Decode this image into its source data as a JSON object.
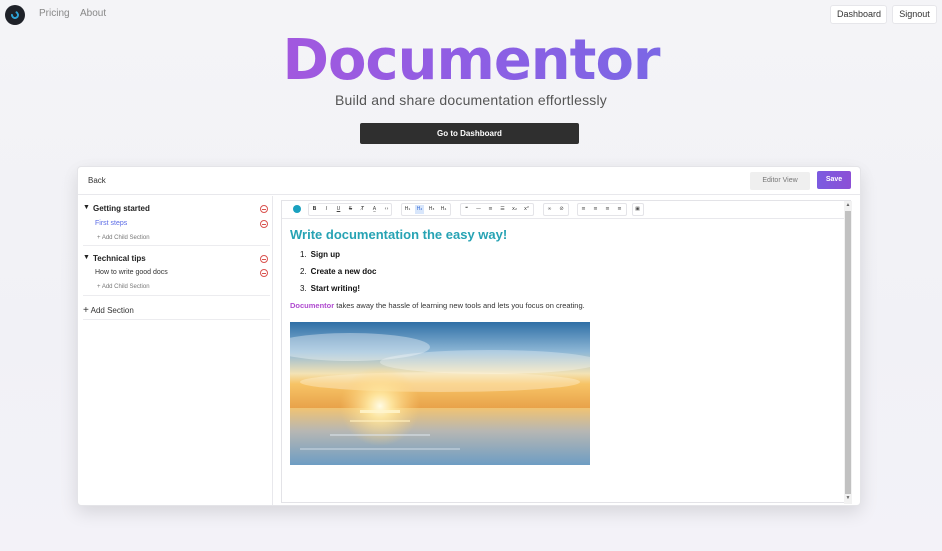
{
  "nav": {
    "links": [
      "Pricing",
      "About"
    ],
    "dashboard_label": "Dashboard",
    "signout_label": "Signout"
  },
  "hero": {
    "title": "Documentor",
    "subtitle": "Build and share documentation effortlessly",
    "cta_label": "Go to Dashboard"
  },
  "editor_card": {
    "back_label": "Back",
    "editor_view_label": "Editor View",
    "save_label": "Save"
  },
  "sidebar": {
    "sections": [
      {
        "title": "Getting started",
        "children": [
          "First steps"
        ],
        "add_child_label": "Add Child Section"
      },
      {
        "title": "Technical tips",
        "children": [
          "How to write good docs"
        ],
        "add_child_label": "Add Child Section"
      }
    ],
    "add_section_label": "Add Section"
  },
  "document": {
    "heading": "Write documentation the easy way!",
    "steps": [
      "Sign up",
      "Create a new doc",
      "Start writing!"
    ],
    "paragraph_brand": "Documentor",
    "paragraph_rest": " takes away the hassle of learning new tools and lets you focus on creating."
  },
  "colors": {
    "title_gradient_start": "#c04fd6",
    "title_gradient_end": "#5f74e6",
    "heading": "#27a3b4",
    "save_button": "#7b5be0",
    "active_child": "#5b6be6",
    "remove_icon": "#d9534f"
  }
}
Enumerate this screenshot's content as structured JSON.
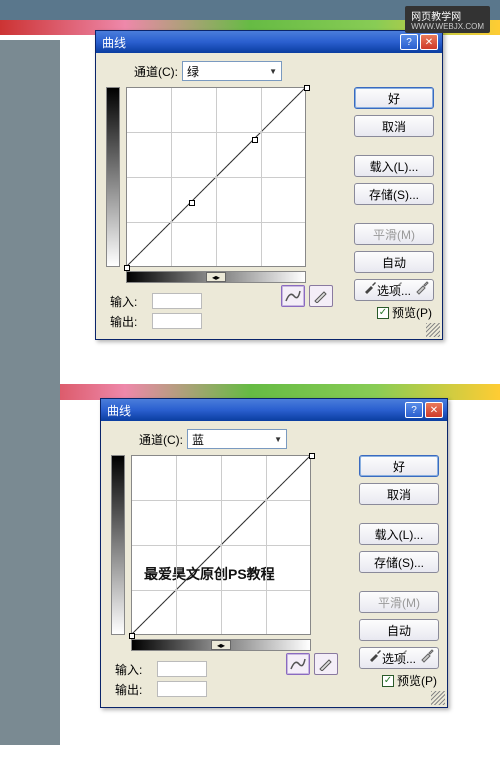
{
  "watermark": {
    "main": "网页教学网",
    "sub": "WWW.WEBJX.COM"
  },
  "dialogs": [
    {
      "title": "曲线",
      "channel_label": "通道(C):",
      "channel_value": "绿",
      "input_label": "输入:",
      "output_label": "输出:",
      "buttons": {
        "ok": "好",
        "cancel": "取消",
        "load": "载入(L)...",
        "save": "存储(S)...",
        "smooth": "平滑(M)",
        "auto": "自动",
        "options": "选项..."
      },
      "preview_label": "预览(P)",
      "preview_checked": true
    },
    {
      "title": "曲线",
      "channel_label": "通道(C):",
      "channel_value": "蓝",
      "input_label": "输入:",
      "output_label": "输出:",
      "buttons": {
        "ok": "好",
        "cancel": "取消",
        "load": "载入(L)...",
        "save": "存储(S)...",
        "smooth": "平滑(M)",
        "auto": "自动",
        "options": "选项..."
      },
      "preview_label": "预览(P)",
      "preview_checked": true,
      "overlay": "最爱昊文原创PS教程"
    }
  ]
}
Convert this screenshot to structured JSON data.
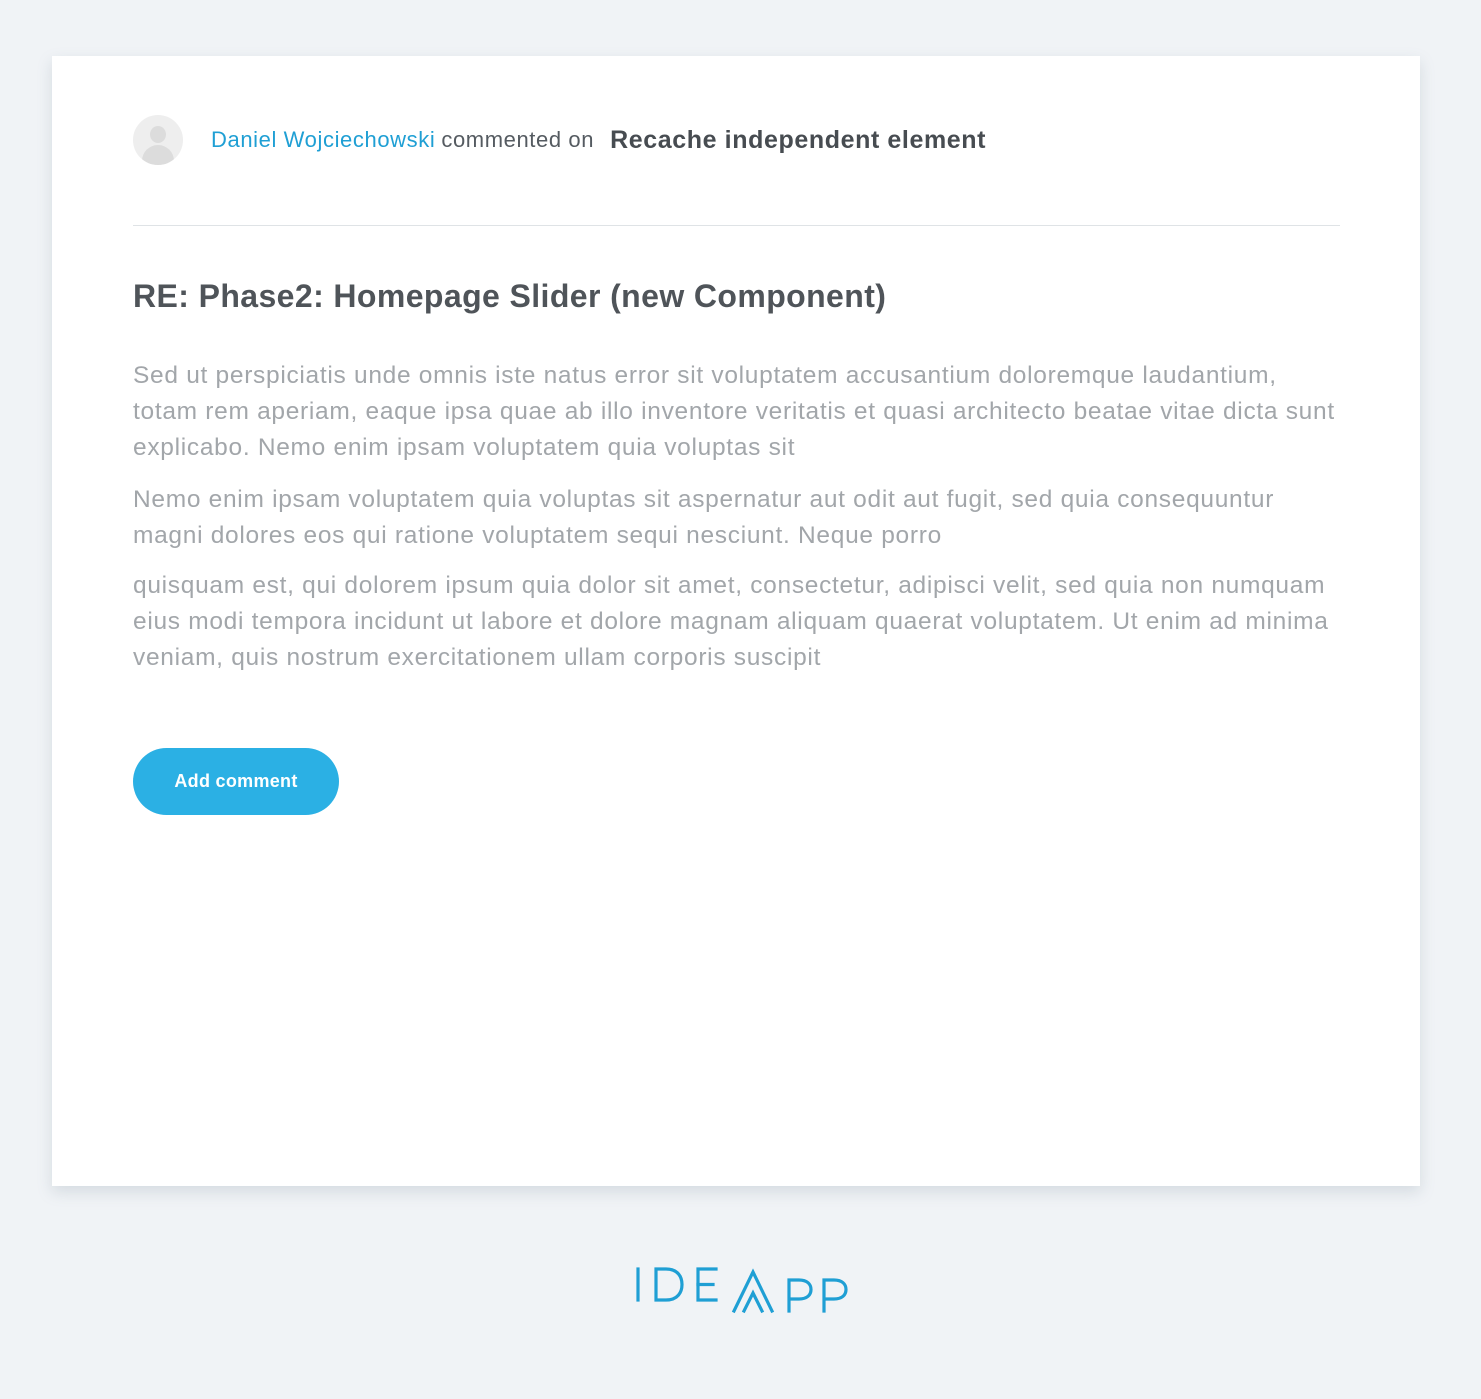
{
  "notification": {
    "author": "Daniel Wojciechowski",
    "action": "commented on",
    "target": "Recache independent element"
  },
  "comment": {
    "subject": "RE: Phase2: Homepage Slider (new Component)",
    "paragraphs": [
      "Sed ut perspiciatis unde omnis iste natus error sit voluptatem accusantium doloremque laudantium, totam rem aperiam, eaque ipsa quae ab illo inventore veritatis et quasi architecto beatae vitae dicta sunt explicabo. Nemo enim ipsam voluptatem quia voluptas sit",
      "Nemo enim ipsam voluptatem quia voluptas sit aspernatur aut odit aut fugit, sed quia consequuntur magni dolores eos qui ratione voluptatem sequi nesciunt. Neque porro",
      "quisquam est, qui dolorem ipsum quia dolor sit amet, consectetur, adipisci velit, sed quia non numquam eius modi tempora incidunt ut labore et dolore magnam aliquam quaerat voluptatem. Ut enim ad minima veniam, quis nostrum exercitationem ullam corporis suscipit"
    ]
  },
  "actions": {
    "add_comment_label": "Add comment"
  },
  "footer": {
    "logo_text": "IDEAPP"
  },
  "colors": {
    "accent": "#2bb0e4",
    "link": "#1f9fd4",
    "background": "#f0f3f6"
  }
}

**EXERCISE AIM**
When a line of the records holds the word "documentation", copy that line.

**SOLUTION BELOW**
    "subtitle": "Build and share documentation effortlessly",
    "heading": "Write documentation the easy way!",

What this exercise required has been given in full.